BAQOUBA, Iraq -- A suicide car bomb exploded on a busy downtown boulevard in Baqouba on Wednesday, reducing a bus full of passengers to a charred wreck, ripping through nearby shops and killing at least 68 Iraqis in one of the deadliest single insurgent attacks since the U.S. invasion.
Dozens of burned bodies were strewn in the street and piled on curbsides, and vehicles, fruit stalls and shops were a bloody tangle of twisted metal from the blast, which targeted Iraqis lined up outside a police recruiting station. Most, if not all, of the dead were civilians.
''These were all innocent Iraqis, there were no Americans,'' an angry man shouted as Iraqis tried to cover the dead with pieces of cardboard.

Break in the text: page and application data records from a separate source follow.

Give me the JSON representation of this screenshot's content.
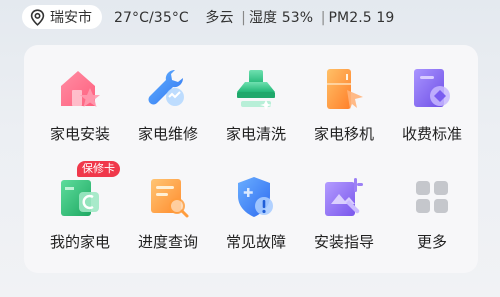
{
  "location": {
    "city": "瑞安市"
  },
  "weather": {
    "temp": "27°C/35°C",
    "condition": "多云",
    "humidity": "湿度 53%",
    "pm": "PM2.5 19",
    "separator": "|"
  },
  "services": [
    {
      "label": "家电安装",
      "icon": "house-install-icon"
    },
    {
      "label": "家电维修",
      "icon": "wrench-repair-icon"
    },
    {
      "label": "家电清洗",
      "icon": "range-hood-clean-icon"
    },
    {
      "label": "家电移机",
      "icon": "appliance-move-icon"
    },
    {
      "label": "收费标准",
      "icon": "fee-standard-icon"
    },
    {
      "label": "我的家电",
      "icon": "my-appliance-icon",
      "badge": "保修卡"
    },
    {
      "label": "进度查询",
      "icon": "progress-query-icon"
    },
    {
      "label": "常见故障",
      "icon": "faq-fault-icon"
    },
    {
      "label": "安装指导",
      "icon": "install-guide-icon"
    },
    {
      "label": "更多",
      "icon": "more-grid-icon"
    }
  ],
  "colors": {
    "install": "#ff6f8a",
    "repair": "#3f8cff",
    "clean": "#2fc48a",
    "move": "#ff9c3a",
    "fee": "#8b6cf0",
    "mine": "#27c07a",
    "progress": "#ff9d3e",
    "fault": "#3c7dfb",
    "guide": "#8f6ef2",
    "more": "#c7c9cf",
    "badge": "#f0384b"
  }
}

The attack, the deadliest since Americans handed power to an Iraqi government June 28, came three days ahead of a national conference aimed at creating an interim assembly-- widely considered a vital step toward democracy. Iraqi officials have warned attacks could intensify as the country tries to move forward.
Elsewhere, U.S. and other coalition forces were caught in fierce gunbattles with militants in two cities.
A raid by Iraqi forces backed by U.S. and Ukrainian troops sparked fighting in Suwariyah, southeast of Baghdad; 35 guerrillas and seven Iraqi policemen were killed. Ten Iraqi police were wounded and 40 insurgents were captured, said Polish Lt. Col. Artur Domanski, a multinational force spokesman.
In Ramadi, west of the capital, insurgents launched near simultaneous attacks on several U.S. bases, wounding 10 soldiers. A guerrilla was killed, and during the fighting a mortar hit an apartment building, killing an Iraqi woman. Later, gunmen in the city fired on two U.S. aircraft, damaging both and wounding a pilot, a military spokesman said without specifying the type of craft.
The blast in Baqouba, an insurgent hotbed 35 miles northeast of Baghdad, was the latest to cause heavy civilian casualties. Such deaths have angered many Iraqis even as guerrillas insist their fight is against U.S. troops and the new American-backed government. U.S. forces have been trying to lower their profile and put Iraqi security forces in the front lines.
''(The bombing) was once again an attempt by murderers to deny the Iraqi people their dream of a peaceful country that rests on a solid foundation of freedom,'' Secretary of State Colin Powell said during a news conference in Cairo. ''We have to condemn it, we have to fight it. We must not let these kinds of tragic incidents deter us from our goal.''
Iraqi officials have expressed concerns that Saturday's national conference will be a major target for attack. During the conference, some 1,000 delegates are to put together an assembly that will work alongside Prime Minister Iyad Allawi's government.
''The terrorists' goal is to hamper the police work, terrorize our citizens and show that the government is unable to protect the Iraqi people, and this will not happen,'' said Hamid al-Bayati, a deputy foreign minister.
The 10:13 a.m. bombing shattered the bustling heart of a commercial district filled with shops, government buildings and the police station.
Twenty-one of the dead were passengers on a white commuter bus that was left a charred husk by the blast. Pieces of glass, twisted metal and abandoned shoes, all covered in blood and human remains, were strewn across the pavement, and a shop's white security gate was splattered with blood.
Witnesses said the bomb targeted men waiting outside the al-Najda police station trying to sign up for the force.